ABOUT THIS EXERCISE: Every line below that holds the word "thumbnail" counts once; please tally them and give only the total.

[SOURCE INFORMATION]

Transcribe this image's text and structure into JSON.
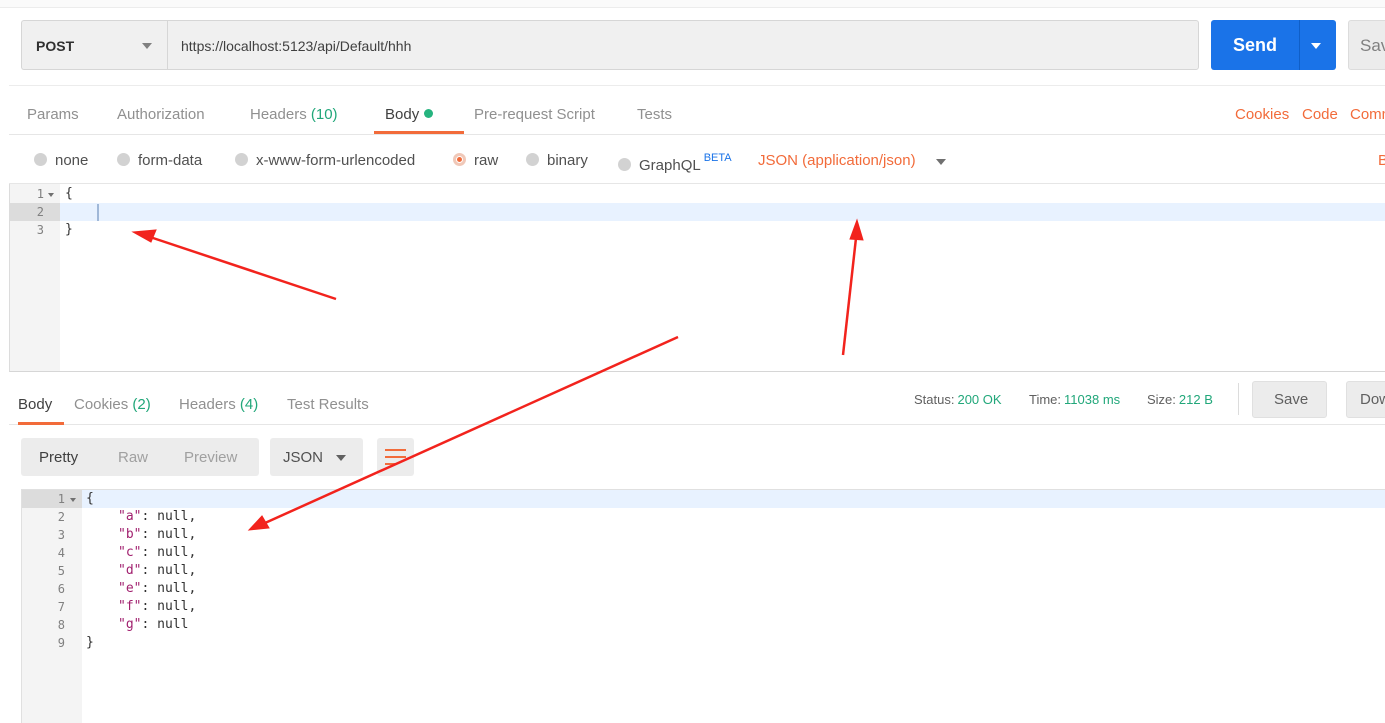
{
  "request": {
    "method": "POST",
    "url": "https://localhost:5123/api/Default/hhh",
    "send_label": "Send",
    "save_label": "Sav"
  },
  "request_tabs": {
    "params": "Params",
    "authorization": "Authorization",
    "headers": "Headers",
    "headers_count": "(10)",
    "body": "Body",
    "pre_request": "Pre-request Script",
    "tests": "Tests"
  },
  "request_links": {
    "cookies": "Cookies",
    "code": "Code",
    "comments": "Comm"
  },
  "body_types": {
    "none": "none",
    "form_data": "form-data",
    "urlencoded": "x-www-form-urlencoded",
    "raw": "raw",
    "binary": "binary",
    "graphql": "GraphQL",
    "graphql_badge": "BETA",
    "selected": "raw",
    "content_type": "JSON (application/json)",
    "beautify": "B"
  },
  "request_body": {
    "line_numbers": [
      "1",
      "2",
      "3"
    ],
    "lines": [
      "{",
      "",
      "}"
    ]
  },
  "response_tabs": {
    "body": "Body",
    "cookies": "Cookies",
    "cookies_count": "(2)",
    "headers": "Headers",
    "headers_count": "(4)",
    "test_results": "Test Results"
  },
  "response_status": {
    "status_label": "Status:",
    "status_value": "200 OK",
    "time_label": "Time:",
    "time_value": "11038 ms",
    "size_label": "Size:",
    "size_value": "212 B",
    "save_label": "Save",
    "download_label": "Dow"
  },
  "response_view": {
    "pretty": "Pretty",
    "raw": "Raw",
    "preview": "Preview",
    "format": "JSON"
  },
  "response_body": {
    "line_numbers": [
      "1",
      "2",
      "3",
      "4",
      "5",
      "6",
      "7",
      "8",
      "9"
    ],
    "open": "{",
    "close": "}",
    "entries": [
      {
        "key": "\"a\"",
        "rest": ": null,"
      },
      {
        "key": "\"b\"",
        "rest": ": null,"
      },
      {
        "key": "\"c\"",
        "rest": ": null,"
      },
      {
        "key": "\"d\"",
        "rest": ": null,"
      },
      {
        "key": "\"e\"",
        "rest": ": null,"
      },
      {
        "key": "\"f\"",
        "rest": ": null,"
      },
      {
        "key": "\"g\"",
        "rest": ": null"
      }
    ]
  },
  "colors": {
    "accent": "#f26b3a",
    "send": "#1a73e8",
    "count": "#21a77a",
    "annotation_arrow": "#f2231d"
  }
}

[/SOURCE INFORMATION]
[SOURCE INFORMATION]

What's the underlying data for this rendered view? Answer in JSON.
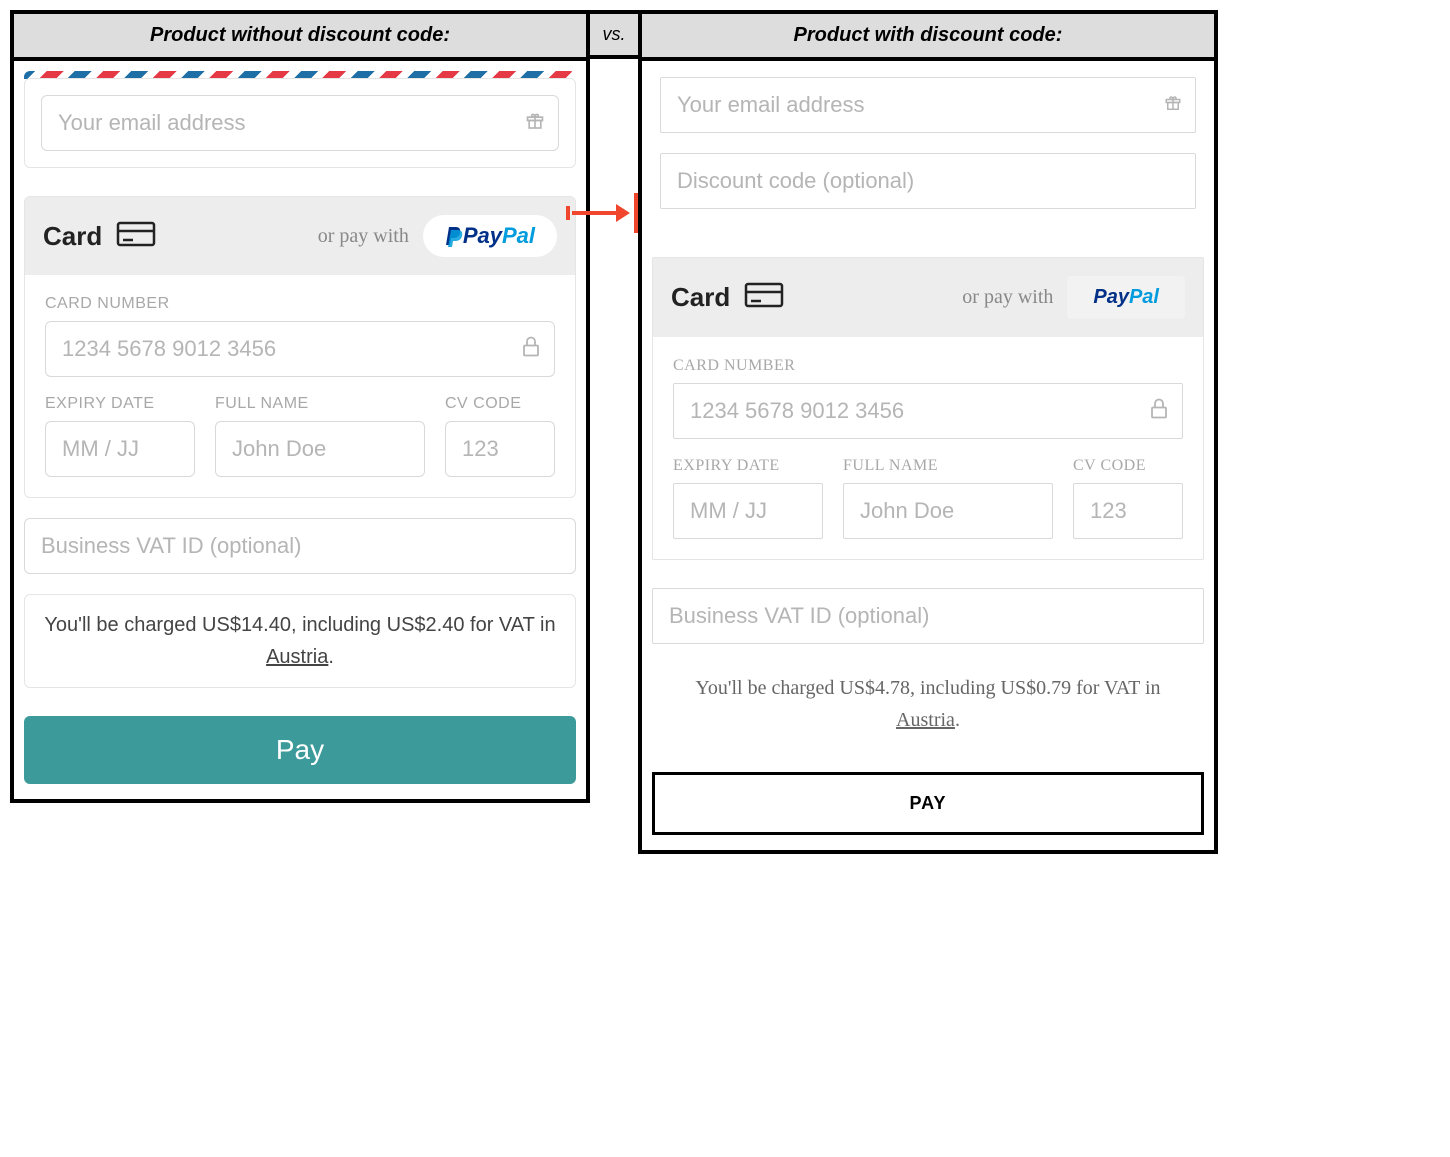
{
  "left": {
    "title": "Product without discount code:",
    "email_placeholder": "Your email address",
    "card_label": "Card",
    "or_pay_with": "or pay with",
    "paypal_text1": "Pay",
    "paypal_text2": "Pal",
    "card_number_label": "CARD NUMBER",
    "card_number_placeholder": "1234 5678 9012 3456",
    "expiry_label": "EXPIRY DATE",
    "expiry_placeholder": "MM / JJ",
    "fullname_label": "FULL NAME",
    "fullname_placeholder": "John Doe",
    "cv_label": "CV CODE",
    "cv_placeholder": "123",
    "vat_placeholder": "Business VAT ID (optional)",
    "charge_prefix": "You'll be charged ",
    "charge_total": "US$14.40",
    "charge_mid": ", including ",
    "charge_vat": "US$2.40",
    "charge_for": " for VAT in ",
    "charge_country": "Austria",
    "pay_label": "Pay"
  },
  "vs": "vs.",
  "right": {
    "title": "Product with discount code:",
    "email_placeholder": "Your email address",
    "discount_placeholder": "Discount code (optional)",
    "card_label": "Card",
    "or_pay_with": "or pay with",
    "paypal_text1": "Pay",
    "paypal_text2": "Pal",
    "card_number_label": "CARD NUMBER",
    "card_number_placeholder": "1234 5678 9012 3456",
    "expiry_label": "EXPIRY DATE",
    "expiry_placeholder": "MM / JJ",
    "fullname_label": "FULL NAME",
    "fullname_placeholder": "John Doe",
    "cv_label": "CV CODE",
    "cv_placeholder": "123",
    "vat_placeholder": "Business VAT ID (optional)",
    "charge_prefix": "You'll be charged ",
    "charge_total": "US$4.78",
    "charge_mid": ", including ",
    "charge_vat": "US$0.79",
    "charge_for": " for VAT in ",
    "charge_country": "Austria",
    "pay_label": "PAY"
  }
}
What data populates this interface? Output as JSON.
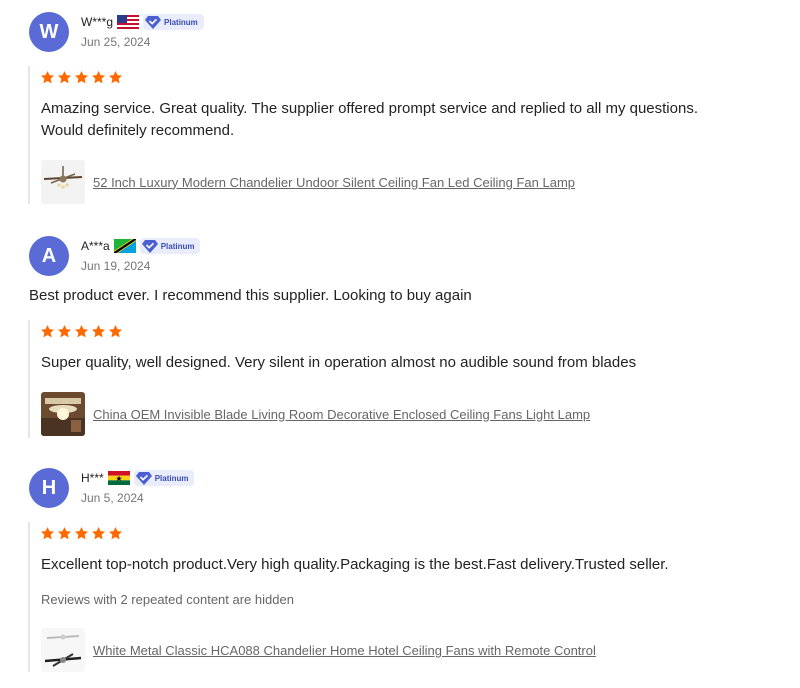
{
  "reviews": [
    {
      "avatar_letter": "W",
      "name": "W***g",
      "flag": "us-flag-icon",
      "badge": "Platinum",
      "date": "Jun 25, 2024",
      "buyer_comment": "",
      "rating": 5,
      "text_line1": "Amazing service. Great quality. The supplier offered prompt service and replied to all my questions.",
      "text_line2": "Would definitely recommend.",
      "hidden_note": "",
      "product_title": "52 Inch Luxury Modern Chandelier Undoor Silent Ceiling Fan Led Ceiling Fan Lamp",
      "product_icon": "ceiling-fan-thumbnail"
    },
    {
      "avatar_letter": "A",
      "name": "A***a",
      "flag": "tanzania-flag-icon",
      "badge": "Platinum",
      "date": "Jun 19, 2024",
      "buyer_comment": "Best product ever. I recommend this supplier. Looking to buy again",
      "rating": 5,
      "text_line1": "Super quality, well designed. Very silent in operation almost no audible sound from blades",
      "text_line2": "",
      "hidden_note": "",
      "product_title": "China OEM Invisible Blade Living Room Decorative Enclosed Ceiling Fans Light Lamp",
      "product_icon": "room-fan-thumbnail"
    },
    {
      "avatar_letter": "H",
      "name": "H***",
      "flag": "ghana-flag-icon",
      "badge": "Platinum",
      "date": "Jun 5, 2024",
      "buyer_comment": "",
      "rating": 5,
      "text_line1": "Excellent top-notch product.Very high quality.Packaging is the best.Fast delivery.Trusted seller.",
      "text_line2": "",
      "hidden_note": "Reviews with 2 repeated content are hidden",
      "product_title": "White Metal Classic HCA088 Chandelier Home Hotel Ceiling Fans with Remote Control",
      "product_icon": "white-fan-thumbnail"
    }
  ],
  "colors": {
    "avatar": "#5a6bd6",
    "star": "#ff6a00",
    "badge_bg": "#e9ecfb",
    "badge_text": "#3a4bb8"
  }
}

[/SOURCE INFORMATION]

RESPONSE BELOW: 3